- Work order
In the entries that follow, find the word "warning" and report each line it is on.

"""

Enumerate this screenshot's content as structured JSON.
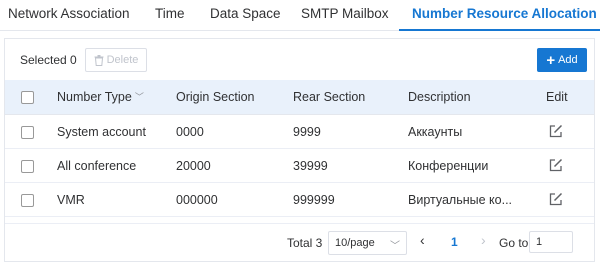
{
  "tabs": [
    {
      "label": "Network Association",
      "active": false
    },
    {
      "label": "Time",
      "active": false
    },
    {
      "label": "Data Space",
      "active": false
    },
    {
      "label": "SMTP Mailbox",
      "active": false
    },
    {
      "label": "Number Resource Allocation",
      "active": true
    }
  ],
  "toolbar": {
    "selected_label": "Selected 0",
    "delete_label": "Delete",
    "add_label": "Add"
  },
  "table": {
    "columns": [
      "Number Type",
      "Origin Section",
      "Rear Section",
      "Description",
      "Edit"
    ],
    "rows": [
      {
        "type": "System account",
        "origin": "0000",
        "rear": "9999",
        "description": "Аккаунты"
      },
      {
        "type": "All conference",
        "origin": "20000",
        "rear": "39999",
        "description": "Конференции"
      },
      {
        "type": "VMR",
        "origin": "000000",
        "rear": "999999",
        "description": "Виртуальные ко..."
      }
    ]
  },
  "pagination": {
    "total_label": "Total 3",
    "page_size": "10/page",
    "current_page": "1",
    "goto_label": "Go to",
    "goto_value": "1"
  },
  "colors": {
    "accent": "#1677d2",
    "header_bg": "#e9f1fb"
  }
}
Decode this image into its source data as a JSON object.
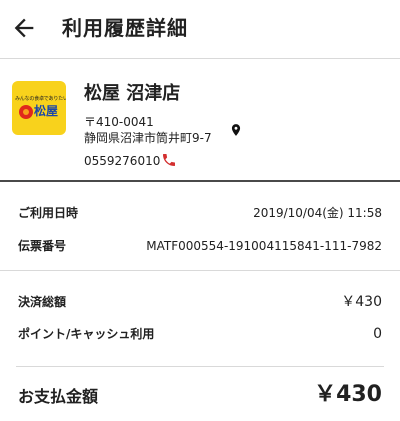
{
  "header": {
    "title": "利用履歴詳細",
    "back_icon": "arrow-back-icon"
  },
  "store": {
    "logo": {
      "tagline": "みんなの食卓でありたい。",
      "brand": "松屋",
      "colors": {
        "bg": "#f8d21c",
        "text": "#1a47a8",
        "bowl": "#e0281c"
      }
    },
    "name": "松屋 沼津店",
    "postal": "〒410-0041",
    "address": "静岡県沼津市筒井町9-7",
    "phone": "0559276010",
    "map_icon": "location-pin-icon",
    "phone_icon": "phone-icon"
  },
  "details": {
    "date_label": "ご利用日時",
    "date_value": "2019/10/04(金) 11:58",
    "slip_label": "伝票番号",
    "slip_value": "MATF000554-191004115841-111-7982"
  },
  "payment": {
    "total_label": "決済総額",
    "total_value": "￥430",
    "points_label": "ポイント/キャッシュ利用",
    "points_value": "0"
  },
  "summary": {
    "pay_label": "お支払金額",
    "pay_value": "￥430"
  },
  "colors": {
    "phone_icon": "#d32f2f",
    "divider_dark": "#4a4a4a"
  }
}
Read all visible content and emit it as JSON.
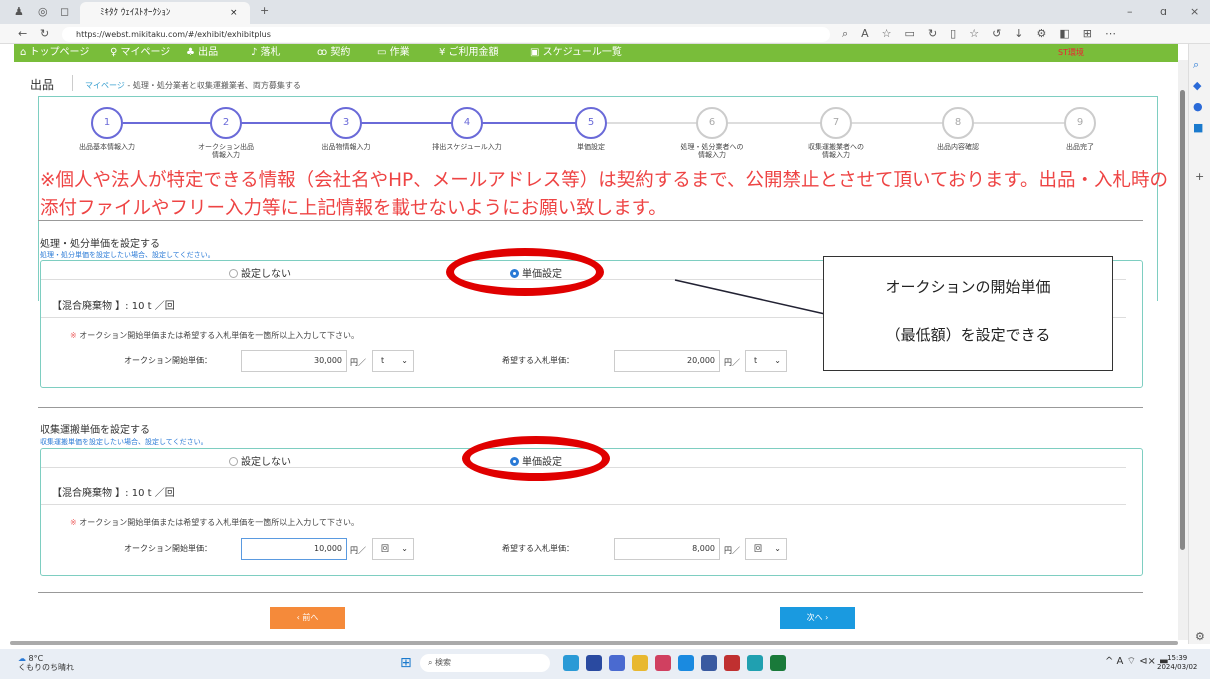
{
  "browser": {
    "tab_title": "ﾐｷﾀｸ ｳｪｲｽﾄｵｰｸｼｮﾝ",
    "url": "https://webst.mikitaku.com/#/exhibit/exhibitplus",
    "new_tab": "+",
    "min": "–",
    "restore": "ɑ",
    "close": "×"
  },
  "nav": {
    "items": [
      "⌂ トップページ",
      "♀ マイページ",
      "♣ 出品",
      "♪ 落札",
      "ꝏ 契約",
      "▭ 作業",
      "¥ ご利用金額",
      "▣ スケジュール一覧"
    ],
    "env": "ST環境"
  },
  "page": {
    "title": "出品",
    "breadcrumb": "マイページ",
    "breadcrumb_rest": " - 処理・処分業者と収集運搬業者、両方募集する"
  },
  "steps": [
    {
      "num": "1",
      "label": "出品基本情報入力"
    },
    {
      "num": "2",
      "label": "オークション出品\n情報入力"
    },
    {
      "num": "3",
      "label": "出品物情報入力"
    },
    {
      "num": "4",
      "label": "排出スケジュール入力"
    },
    {
      "num": "5",
      "label": "単価設定"
    },
    {
      "num": "6",
      "label": "処理・処分業者への\n情報入力"
    },
    {
      "num": "7",
      "label": "収集運搬業者への\n情報入力"
    },
    {
      "num": "8",
      "label": "出品内容確認"
    },
    {
      "num": "9",
      "label": "出品完了"
    }
  ],
  "warning": "※個人や法人が特定できる情報（会社名やHP、メールアドレス等）は契約するまで、公開禁止とさせて頂いております。出品・入札時の添付ファイルやフリー入力等に上記情報を載せないようにお願い致します。",
  "disposal": {
    "heading": "処理・処分単価を設定する",
    "sub": "処理・処分単価を設定したい場合、設定してください。",
    "opt_no": "設定しない",
    "opt_yes": "単価設定",
    "item": "【混合廃棄物 】: 10 t ／回",
    "mark": "※",
    "note": " オークション開始単価または希望する入札単価を一箇所以上入力して下さい。",
    "start_label": "オークション開始単価：",
    "start_value": "30,000",
    "unit": "円／",
    "start_sel": "t",
    "hope_label": "希望する入札単価：",
    "hope_value": "20,000",
    "hope_sel": "t"
  },
  "collection": {
    "heading": "収集運搬単価を設定する",
    "sub": "収集運搬単価を設定したい場合、設定してください。",
    "opt_no": "設定しない",
    "opt_yes": "単価設定",
    "item": "【混合廃棄物 】: 10 t ／回",
    "mark": "※",
    "note": " オークション開始単価または希望する入札単価を一箇所以上入力して下さい。",
    "start_label": "オークション開始単価：",
    "start_value": "10,000",
    "unit": "円／",
    "start_sel": "回",
    "hope_label": "希望する入札単価：",
    "hope_value": "8,000",
    "hope_sel": "回"
  },
  "callout": {
    "line1": "オークションの開始単価",
    "line2": "（最低額）を設定できる"
  },
  "buttons": {
    "prev": "‹ 前へ",
    "next": "次へ ›"
  },
  "taskbar": {
    "weather_temp": "8°C",
    "weather_text": "くもりのち晴れ",
    "search": "検索",
    "time": "15:39",
    "date": "2024/03/02",
    "tray": "^ A ⌔ ⊲× ▬"
  },
  "colors": {
    "nav": "#79bd3a",
    "accent": "#6a6ad8",
    "warning": "#ee4444",
    "prev_btn": "#f58a3a",
    "next_btn": "#1a9ae0",
    "highlight": "#e00000"
  }
}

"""

- Result of the exercise
  "warning": "※個人や法人が特定できる情報（会社名やHP、メールアドレス等）は契約するまで、公開禁止とさせて頂いております。出品・入札時の添付ファイルやフリー入力等に上記情報を載せないようにお願い致します。",
    "warning": "#ee4444",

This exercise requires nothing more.